▶ _Provided records_:
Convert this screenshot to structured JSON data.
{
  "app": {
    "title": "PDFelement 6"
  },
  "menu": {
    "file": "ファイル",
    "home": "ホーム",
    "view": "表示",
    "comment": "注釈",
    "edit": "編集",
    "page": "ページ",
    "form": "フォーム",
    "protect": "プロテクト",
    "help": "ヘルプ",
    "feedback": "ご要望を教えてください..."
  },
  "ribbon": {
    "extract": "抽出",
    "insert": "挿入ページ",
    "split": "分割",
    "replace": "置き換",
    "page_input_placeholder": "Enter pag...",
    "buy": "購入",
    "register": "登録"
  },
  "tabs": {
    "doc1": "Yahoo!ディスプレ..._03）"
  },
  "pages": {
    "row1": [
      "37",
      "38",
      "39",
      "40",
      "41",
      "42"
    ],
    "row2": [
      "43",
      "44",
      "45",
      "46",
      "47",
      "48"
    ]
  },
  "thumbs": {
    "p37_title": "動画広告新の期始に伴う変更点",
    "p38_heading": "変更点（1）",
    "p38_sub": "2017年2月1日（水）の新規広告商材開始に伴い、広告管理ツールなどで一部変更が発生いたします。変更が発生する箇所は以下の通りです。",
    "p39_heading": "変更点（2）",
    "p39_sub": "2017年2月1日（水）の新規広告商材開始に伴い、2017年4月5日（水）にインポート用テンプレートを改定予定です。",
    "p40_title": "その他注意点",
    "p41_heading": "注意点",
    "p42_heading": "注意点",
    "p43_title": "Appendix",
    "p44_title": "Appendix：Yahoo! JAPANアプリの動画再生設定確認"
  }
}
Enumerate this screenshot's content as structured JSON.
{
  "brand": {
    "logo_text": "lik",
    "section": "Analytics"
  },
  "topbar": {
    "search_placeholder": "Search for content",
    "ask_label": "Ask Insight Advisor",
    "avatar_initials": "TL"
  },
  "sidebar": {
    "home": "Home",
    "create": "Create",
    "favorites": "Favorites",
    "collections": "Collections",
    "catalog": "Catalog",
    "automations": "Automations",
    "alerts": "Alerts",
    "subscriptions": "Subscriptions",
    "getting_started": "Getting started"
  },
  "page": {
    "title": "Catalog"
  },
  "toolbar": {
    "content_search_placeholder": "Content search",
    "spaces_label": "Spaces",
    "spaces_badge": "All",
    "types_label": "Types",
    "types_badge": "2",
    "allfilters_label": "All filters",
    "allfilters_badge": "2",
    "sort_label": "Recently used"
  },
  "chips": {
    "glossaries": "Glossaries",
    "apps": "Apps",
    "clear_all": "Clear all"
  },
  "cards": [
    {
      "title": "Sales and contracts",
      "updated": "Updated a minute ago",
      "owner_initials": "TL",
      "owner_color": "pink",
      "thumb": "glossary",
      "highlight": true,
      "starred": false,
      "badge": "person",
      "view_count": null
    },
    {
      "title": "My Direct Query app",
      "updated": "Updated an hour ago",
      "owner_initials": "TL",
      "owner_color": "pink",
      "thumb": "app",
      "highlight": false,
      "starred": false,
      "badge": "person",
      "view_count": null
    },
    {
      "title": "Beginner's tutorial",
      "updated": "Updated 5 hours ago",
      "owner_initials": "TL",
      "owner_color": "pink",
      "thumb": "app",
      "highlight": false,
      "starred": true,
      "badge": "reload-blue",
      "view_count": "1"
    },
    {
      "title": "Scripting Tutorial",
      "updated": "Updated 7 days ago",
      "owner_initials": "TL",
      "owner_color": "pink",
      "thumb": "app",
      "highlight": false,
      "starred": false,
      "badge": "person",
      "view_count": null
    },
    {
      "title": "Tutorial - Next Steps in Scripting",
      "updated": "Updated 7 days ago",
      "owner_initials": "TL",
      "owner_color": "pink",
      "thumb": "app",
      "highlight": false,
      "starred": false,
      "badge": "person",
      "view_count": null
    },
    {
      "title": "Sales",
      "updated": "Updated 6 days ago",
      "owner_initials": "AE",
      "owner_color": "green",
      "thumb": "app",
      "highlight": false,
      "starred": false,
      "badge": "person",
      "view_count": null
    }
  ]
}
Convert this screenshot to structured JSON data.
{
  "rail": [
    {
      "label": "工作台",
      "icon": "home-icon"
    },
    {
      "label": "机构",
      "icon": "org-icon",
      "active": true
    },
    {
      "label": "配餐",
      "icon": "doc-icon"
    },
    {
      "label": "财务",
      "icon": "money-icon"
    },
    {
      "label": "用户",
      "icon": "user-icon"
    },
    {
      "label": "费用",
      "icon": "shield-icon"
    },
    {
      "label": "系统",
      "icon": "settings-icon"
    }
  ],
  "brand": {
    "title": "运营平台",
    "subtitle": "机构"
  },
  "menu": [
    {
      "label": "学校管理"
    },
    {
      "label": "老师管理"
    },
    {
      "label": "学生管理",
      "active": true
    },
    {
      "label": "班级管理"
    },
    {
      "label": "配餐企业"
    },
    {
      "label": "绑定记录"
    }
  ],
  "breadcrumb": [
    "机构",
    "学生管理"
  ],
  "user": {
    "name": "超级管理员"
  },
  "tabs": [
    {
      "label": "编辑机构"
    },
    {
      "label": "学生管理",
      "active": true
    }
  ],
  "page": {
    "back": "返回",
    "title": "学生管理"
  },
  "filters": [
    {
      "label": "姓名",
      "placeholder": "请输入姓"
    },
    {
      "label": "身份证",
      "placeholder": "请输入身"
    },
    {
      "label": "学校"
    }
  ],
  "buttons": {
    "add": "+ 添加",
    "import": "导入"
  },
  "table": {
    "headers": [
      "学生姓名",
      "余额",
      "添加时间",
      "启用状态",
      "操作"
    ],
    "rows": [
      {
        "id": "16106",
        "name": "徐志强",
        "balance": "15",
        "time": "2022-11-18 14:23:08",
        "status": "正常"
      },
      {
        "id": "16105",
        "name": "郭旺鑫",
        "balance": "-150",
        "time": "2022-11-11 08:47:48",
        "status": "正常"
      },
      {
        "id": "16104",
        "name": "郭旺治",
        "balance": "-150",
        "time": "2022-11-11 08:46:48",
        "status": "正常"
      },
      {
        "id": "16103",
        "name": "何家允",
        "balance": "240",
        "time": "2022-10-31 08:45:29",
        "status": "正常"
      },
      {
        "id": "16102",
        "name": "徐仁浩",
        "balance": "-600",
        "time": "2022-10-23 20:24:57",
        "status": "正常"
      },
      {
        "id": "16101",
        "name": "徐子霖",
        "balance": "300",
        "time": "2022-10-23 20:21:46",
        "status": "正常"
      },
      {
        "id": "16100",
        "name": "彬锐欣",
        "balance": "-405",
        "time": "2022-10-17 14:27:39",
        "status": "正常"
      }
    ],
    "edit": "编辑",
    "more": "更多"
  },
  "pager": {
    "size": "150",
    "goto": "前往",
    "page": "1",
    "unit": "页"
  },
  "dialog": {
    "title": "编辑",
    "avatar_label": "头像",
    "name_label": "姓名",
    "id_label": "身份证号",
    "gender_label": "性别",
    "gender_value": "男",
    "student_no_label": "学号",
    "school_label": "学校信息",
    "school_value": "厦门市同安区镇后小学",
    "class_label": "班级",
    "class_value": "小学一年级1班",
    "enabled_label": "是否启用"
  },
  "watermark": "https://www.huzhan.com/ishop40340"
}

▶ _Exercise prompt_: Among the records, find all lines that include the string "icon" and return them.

▶ _Solution_:
      "icon": "home-icon"
      "icon": "org-icon",
      "icon": "doc-icon"
      "icon": "money-icon"
      "icon": "user-icon"
      "icon": "shield-icon"
      "icon": "settings-icon"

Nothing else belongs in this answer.